In the data below, find every line with the word "Agreement" and copy it.

■ ■ ■

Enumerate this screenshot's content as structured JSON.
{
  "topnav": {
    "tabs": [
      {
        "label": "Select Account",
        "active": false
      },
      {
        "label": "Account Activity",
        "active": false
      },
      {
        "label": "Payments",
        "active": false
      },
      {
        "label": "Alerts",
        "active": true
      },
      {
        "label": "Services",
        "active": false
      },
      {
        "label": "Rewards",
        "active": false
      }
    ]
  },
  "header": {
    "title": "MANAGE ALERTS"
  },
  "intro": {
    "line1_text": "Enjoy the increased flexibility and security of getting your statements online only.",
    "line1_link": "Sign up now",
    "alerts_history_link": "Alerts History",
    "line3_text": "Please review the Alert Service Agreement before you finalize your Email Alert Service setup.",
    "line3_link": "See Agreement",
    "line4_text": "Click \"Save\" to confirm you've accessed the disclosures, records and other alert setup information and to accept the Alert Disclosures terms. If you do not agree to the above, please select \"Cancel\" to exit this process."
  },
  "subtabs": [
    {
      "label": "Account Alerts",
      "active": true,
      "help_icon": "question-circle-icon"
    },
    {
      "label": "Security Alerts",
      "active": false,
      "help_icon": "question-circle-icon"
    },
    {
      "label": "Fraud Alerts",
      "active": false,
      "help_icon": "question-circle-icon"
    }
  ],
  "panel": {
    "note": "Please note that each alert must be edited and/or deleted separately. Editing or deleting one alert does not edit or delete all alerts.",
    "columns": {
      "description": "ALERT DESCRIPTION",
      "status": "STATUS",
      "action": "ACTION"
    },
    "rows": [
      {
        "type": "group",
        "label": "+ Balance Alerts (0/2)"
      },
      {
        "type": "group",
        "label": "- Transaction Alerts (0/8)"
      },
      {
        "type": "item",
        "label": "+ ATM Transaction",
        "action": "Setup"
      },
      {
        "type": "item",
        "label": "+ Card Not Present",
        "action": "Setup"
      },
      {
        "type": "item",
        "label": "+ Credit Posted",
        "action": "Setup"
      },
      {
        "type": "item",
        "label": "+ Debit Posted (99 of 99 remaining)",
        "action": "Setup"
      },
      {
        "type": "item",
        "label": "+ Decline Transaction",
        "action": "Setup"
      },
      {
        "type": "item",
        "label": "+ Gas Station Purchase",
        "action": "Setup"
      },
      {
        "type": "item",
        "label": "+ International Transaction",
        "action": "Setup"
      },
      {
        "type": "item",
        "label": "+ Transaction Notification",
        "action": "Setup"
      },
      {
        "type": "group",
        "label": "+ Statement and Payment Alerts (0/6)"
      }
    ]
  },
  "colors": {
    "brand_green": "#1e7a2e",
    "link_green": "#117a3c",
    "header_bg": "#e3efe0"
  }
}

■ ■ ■

RESULT ::
    "line3_text": "Please review the Alert Service Agreement before you finalize your Email Alert Service setup.",
    "line3_link": "See Agreement",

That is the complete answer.